(Originally posted on April 11, 2017 on the Hubspot Blog.)
Sell me this pen.
Possibly the best sales one-liner in history.
Haven’t heard it before?
Coined by Jordan Belfort, a.k.a. Wolf of Wall Street - I suggest you block out 2 hours of your day to watch one of the best sales movies of all time. Don’t like movies? Read his book.
In the last ten years, I have seen more sales leaders use this question as part of their interview process to whittle out the can-dos from the can-nots.
Why is the pen question important in an interview?
The “Sell me this pen” brings to the fore three selling styles that are typically used by the standard salesperson – one of which is the most desired.
The first is known as value-added selling, where a candidate attempts to create interest by highlighting the various features of the product which make it desirable.
“This pen is gold – that positions you as a person of value to your peers.”
“This pen has refillable ink cartridges, so you never need to buy a new one.”
“Compared to other pens, this pen is very smooth and comfortable to hold in the hand.”
95% of people who have never had any experience selling will utilize this method. Even those who have received thorough training may succumb to the pressure of an interview and lead with comments along these lines.
The problem with value-based selling is that you show zero knowledge of what the buyer feels is important to them and thus are simply shooting in the dark with your assertions of value.
The next evolution in this method is solution-based selling – where a candidate successfully asks me questions about what I look for in a pen and if I have any problems with my current writing apparatus to build the case for this pen to solve my needs.

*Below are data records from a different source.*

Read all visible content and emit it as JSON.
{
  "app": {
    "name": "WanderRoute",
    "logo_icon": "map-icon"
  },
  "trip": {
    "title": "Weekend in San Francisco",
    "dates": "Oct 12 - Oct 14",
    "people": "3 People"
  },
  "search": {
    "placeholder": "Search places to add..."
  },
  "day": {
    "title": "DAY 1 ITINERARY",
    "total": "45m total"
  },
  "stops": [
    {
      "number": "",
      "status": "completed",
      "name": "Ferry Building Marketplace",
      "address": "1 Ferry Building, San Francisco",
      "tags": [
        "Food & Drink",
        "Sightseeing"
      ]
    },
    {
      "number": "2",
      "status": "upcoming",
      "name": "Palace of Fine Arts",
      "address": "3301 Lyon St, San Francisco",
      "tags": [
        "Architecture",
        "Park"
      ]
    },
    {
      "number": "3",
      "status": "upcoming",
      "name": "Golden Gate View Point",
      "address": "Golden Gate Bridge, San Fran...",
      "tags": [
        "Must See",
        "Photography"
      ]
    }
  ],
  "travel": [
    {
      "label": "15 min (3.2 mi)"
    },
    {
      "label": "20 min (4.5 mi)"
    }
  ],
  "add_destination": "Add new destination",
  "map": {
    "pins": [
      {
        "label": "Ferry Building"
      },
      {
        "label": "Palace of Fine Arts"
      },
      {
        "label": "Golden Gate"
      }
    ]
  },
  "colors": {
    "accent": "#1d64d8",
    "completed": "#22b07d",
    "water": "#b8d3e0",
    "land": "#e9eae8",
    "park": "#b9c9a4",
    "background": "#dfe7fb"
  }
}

“What is the most important thing for you when it comes to buying a pen?”
“What color pen are you in the market for?”
“What were the strengths and weaknesses of the last pen you owned?”
Candidates with an enterprise sales background normally demonstrate strength in this area.
However, many of them still hit a roadblock when the questions they ask may lead to a conclusion that they need a product that the seller doesn’t have i.e. a red pen instead of a black one. Furthermore, a buyer simply may not be willing to talk about their problems to someone they don’t know.
This is why it is important to find reps who demonstrate the third technique – problem creation.
Instead of asking open questions, they establish a clear ‘ladder’ for buyers to follow using questions that place the prospect in a mental state where they begin to feel a problem they didn’t realize they had originally. Ultimately, the buyer arrives at a pre-set conclusion that the sales representative has orchestrated. This is a rarity, but if found – the rep is simply a one-in-a-million find.
The best answer I have ever heard
Given that a vast majority of the sales community knows this example – I found initially that when I brought it up in interviews, it drew a number of cliché or pre-prepared responses.
Instead, I came up with the idea to start bringing a pair of sunglasses to my interviews - which I would place next to my notepad and their resume as they presented
At one stage in the interview, normally towards the end, I would place my iPhone carefully on the middle of the table and say, 'sell me those sunglasses'.
I would get a number of responses, most of which were:
- Feature-based selling - where the candidate would list a bunch of exciting features that the sunglasses had
- Solution-based selling - where the candidate would ask me questions about my daily life to see if the product could potentially solve any of these for me i.e. Trouble seeing whilst driving, did I like to go to the beach.
After 35 interviews, I found the unicorn.
The candidate sat there in silence and asked no questions. Seeing the iPhone - they simply turned on the flashlight (which can be done without knowing the passcode on the latest versions ) and said, "How would you like some sunglasses now."
After 34 people failing before them - they went on to be the highest performer and my most loyal employee.
The moral of the story is that good salespeople often solve problems, but the best are able to create and then solve them.